Saturday, February 4, 2012


I drove by a house on my way to a hardware store a while back, and noticed that the house had a "FOR SALE" sign in the front yard. As I returned from the hardware store a few hours later, however, I noticed that the same sign in front of the same house now said, "SOLD." I thought to myself, "Wow! That was fast!" I didn't think much else of it.

Then a few days later, I was driving to the same hardware store and drove by the same house. This time, I realized that the SOLD label was missing, and it appeared the house was back on the market. Coming back from the hardware store, however, I was surprised to see that the house once again had the words SOLD boldly written across the FOR SALE sign.

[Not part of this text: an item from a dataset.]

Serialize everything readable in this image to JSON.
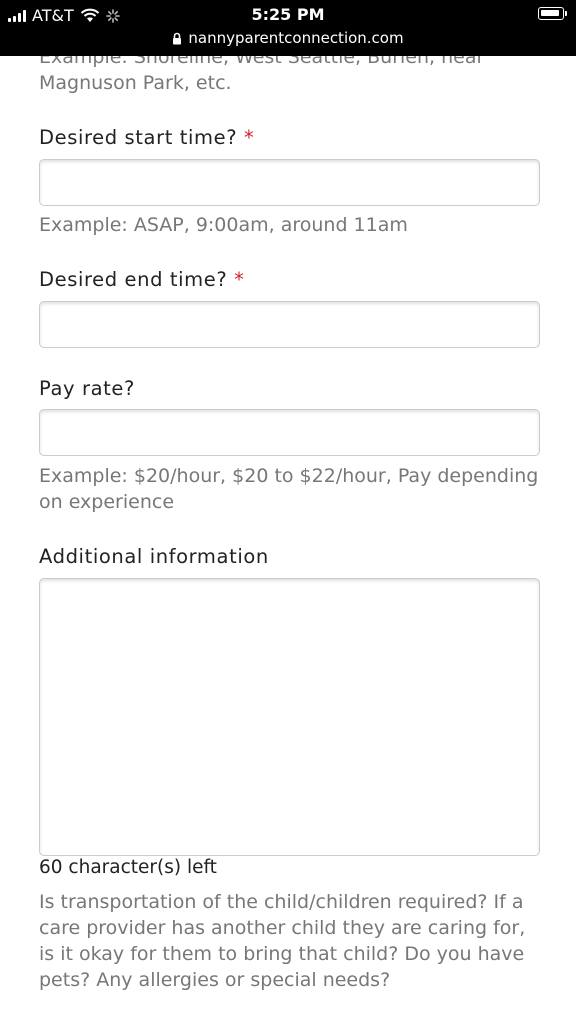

Then it hit me...the house was both for sale and sold, depending on the direction from which you were looking at the sign. A quick glance in the rearview mirror confirmed this suspicion as I drove by. It struck me as a humorous demonstration of how critical perspective is, and how important it is to understand the other's point of view.

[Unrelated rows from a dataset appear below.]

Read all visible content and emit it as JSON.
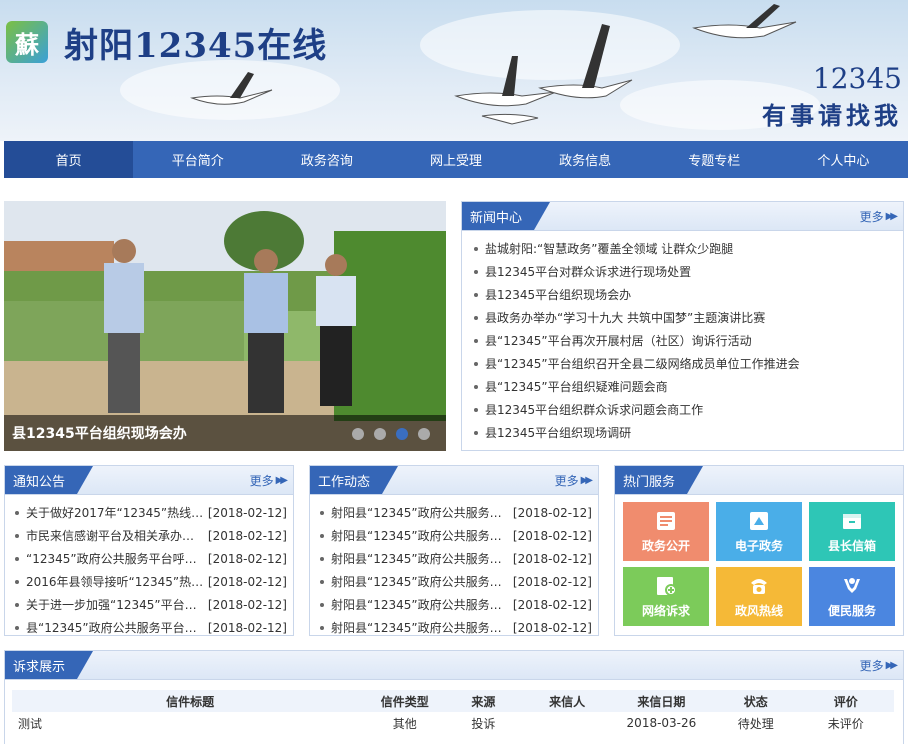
{
  "header": {
    "logo_char": "蘇",
    "title": "射阳12345在线",
    "slogan_number": "12345",
    "slogan_text": "有事请找我"
  },
  "nav": {
    "items": [
      "首页",
      "平台简介",
      "政务咨询",
      "网上受理",
      "政务信息",
      "专题专栏",
      "个人中心"
    ],
    "active_index": 0
  },
  "slideshow": {
    "caption": "县12345平台组织现场会办",
    "dots": 4,
    "active_dot": 2
  },
  "news": {
    "title": "新闻中心",
    "more": "更多",
    "items": [
      "盐城射阳:“智慧政务”覆盖全领域 让群众少跑腿",
      "县12345平台对群众诉求进行现场处置",
      "县12345平台组织现场会办",
      "县政务办举办“学习十九大 共筑中国梦”主题演讲比赛",
      "县“12345”平台再次开展村居（社区）询诉行活动",
      "县“12345”平台组织召开全县二级网络成员单位工作推进会",
      "县“12345”平台组织疑难问题会商",
      "县12345平台组织群众诉求问题会商工作",
      "县12345平台组织现场调研"
    ]
  },
  "notices": {
    "title": "通知公告",
    "more": "更多",
    "items": [
      {
        "title": "关于做好2017年“12345”热线春...",
        "date": "[2018-02-12]"
      },
      {
        "title": "市民来信感谢平台及相关承办单...",
        "date": "[2018-02-12]"
      },
      {
        "title": "“12345”政府公共服务平台呼叫中...",
        "date": "[2018-02-12]"
      },
      {
        "title": "2016年县领导接听“12345”热线...",
        "date": "[2018-02-12]"
      },
      {
        "title": "关于进一步加强“12345”平台工单...",
        "date": "[2018-02-12]"
      },
      {
        "title": "县“12345”政府公共服务平台201...",
        "date": "[2018-02-12]"
      }
    ]
  },
  "work": {
    "title": "工作动态",
    "more": "更多",
    "items": [
      {
        "title": "射阳县“12345”政府公共服务平台...",
        "date": "[2018-02-12]"
      },
      {
        "title": "射阳县“12345”政府公共服务平台...",
        "date": "[2018-02-12]"
      },
      {
        "title": "射阳县“12345”政府公共服务平台...",
        "date": "[2018-02-12]"
      },
      {
        "title": "射阳县“12345”政府公共服务平台...",
        "date": "[2018-02-12]"
      },
      {
        "title": "射阳县“12345”政府公共服务平台...",
        "date": "[2018-02-12]"
      },
      {
        "title": "射阳县“12345”政府公共服务平台...",
        "date": "[2018-02-12]"
      }
    ]
  },
  "services": {
    "title": "热门服务",
    "items": [
      {
        "label": "政务公开",
        "color": "#f08c6e",
        "icon": "document-icon"
      },
      {
        "label": "电子政务",
        "color": "#4aaee8",
        "icon": "e-government-icon"
      },
      {
        "label": "县长信箱",
        "color": "#2ec6b6",
        "icon": "mailbox-icon"
      },
      {
        "label": "网络诉求",
        "color": "#7ccb5a",
        "icon": "online-appeal-icon"
      },
      {
        "label": "政风热线",
        "color": "#f5b937",
        "icon": "phone-icon"
      },
      {
        "label": "便民服务",
        "color": "#4b86e0",
        "icon": "helping-hands-icon"
      }
    ]
  },
  "appeals": {
    "title": "诉求展示",
    "more": "更多",
    "columns": [
      "信件标题",
      "信件类型",
      "来源",
      "来信人",
      "来信日期",
      "状态",
      "评价"
    ],
    "rows": [
      [
        "测试",
        "其他",
        "投诉",
        "",
        "2018-03-26",
        "待处理",
        "未评价"
      ]
    ]
  }
}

There could only be one right answer. The house couldn't be both for sale and sold at the same time. Certainly the sellers would want to make sure this was straightened out, and they would know which it was. It was either sold, or it wasn't. But you and I, depending on which view we had of the sign, would argue until we were blue in the face what we saw. We might even stand facing each other, with the sign between us, adamantly stating our case based on what the sign was telling us. Imagine the frustration! "Listen, buddy...I can read, and I'm telling you, the sign says SOLD!" "Oh, yeah! Well I think you need to get your eyes checked, 'cause I'm looking at the same sign, and I don't see no SOLD sign!" "You calling me an idiot, moron?" "Who are you callin' a moron, idiot!"

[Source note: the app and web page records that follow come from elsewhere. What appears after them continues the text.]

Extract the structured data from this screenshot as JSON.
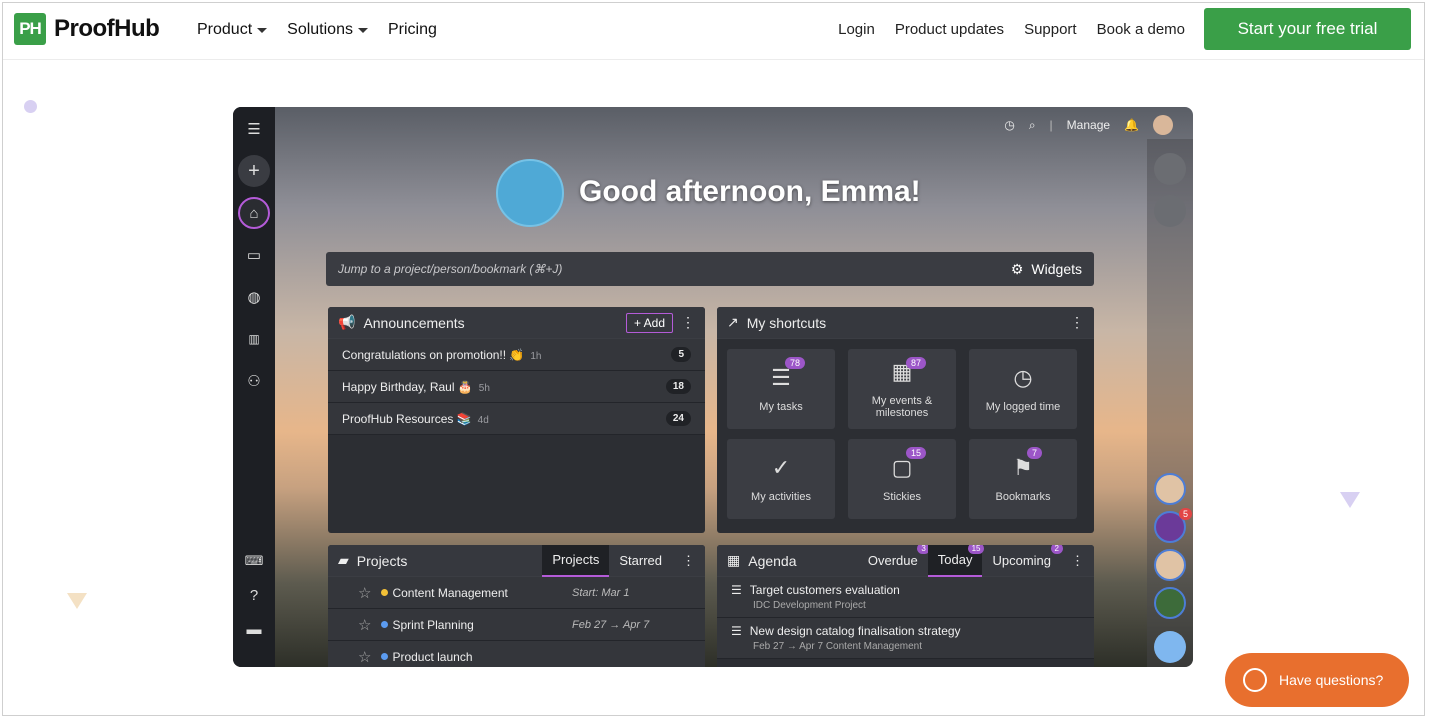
{
  "nav": {
    "logo_mark": "PH",
    "logo_text": "ProofHub",
    "product": "Product",
    "solutions": "Solutions",
    "pricing": "Pricing",
    "login": "Login",
    "updates": "Product updates",
    "support": "Support",
    "demo": "Book a demo",
    "trial": "Start your free trial"
  },
  "app": {
    "greeting": "Good afternoon, Emma!",
    "manage": "Manage",
    "jump_placeholder": "Jump to a project/person/bookmark (⌘+J)",
    "widgets": "Widgets",
    "announcements": {
      "title": "Announcements",
      "add": "+ Add",
      "items": [
        {
          "text": "Congratulations on promotion!! 👏",
          "age": "1h",
          "count": "5"
        },
        {
          "text": "Happy Birthday, Raul 🎂",
          "age": "5h",
          "count": "18"
        },
        {
          "text": "ProofHub Resources 📚",
          "age": "4d",
          "count": "24"
        }
      ]
    },
    "shortcuts": {
      "title": "My shortcuts",
      "items": [
        {
          "label": "My tasks",
          "badge": "78"
        },
        {
          "label": "My events & milestones",
          "badge": "87"
        },
        {
          "label": "My logged time",
          "badge": ""
        },
        {
          "label": "My activities",
          "badge": ""
        },
        {
          "label": "Stickies",
          "badge": "15"
        },
        {
          "label": "Bookmarks",
          "badge": "7"
        }
      ]
    },
    "projects": {
      "title": "Projects",
      "tab1": "Projects",
      "tab2": "Starred",
      "rows": [
        {
          "name": "Content Management",
          "date": "Start: Mar 1",
          "color": "#f2c037"
        },
        {
          "name": "Sprint Planning",
          "date": "Feb 27 → Apr 7",
          "color": "#5b9bf0"
        },
        {
          "name": "Product launch",
          "date": "",
          "color": "#5b9bf0"
        }
      ]
    },
    "agenda": {
      "title": "Agenda",
      "overdue": "Overdue",
      "overdue_n": "3",
      "today": "Today",
      "today_n": "15",
      "upcoming": "Upcoming",
      "upcoming_n": "2",
      "rows": [
        {
          "title": "Target customers evaluation",
          "sub": "IDC Development Project"
        },
        {
          "title": "New design catalog finalisation strategy",
          "sub": "Feb 27 → Apr 7   Content Management"
        }
      ]
    },
    "right_badge": "5"
  },
  "chat": "Have questions?"
}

The problem is our perspective. Which of us is right? One of us is. But if we'd just take the time to see it from the other's point of view, we'd see the problem and realize that we both need new perspective. Only one person could tell us for sure if the house was really sold or not, and that would be the buyer! And even then, you might argue the buyer's bank...but that could derail the illustration, so we won't go down that road. Ed Young wrote:
Perspective is critical, is it not? We do not always have the understanding we need to correctly evaluate the world around us. Even those of us who are Christians are guilty of having a "flatland perspective" that does not take into account the wisdom of God. He sees things we cannot, and His understanding is infinite.
If any of you lacks wisdom, he should ask God, who gives generously to all without finding fault, and it will be given to him. (James 1:5 NIV84)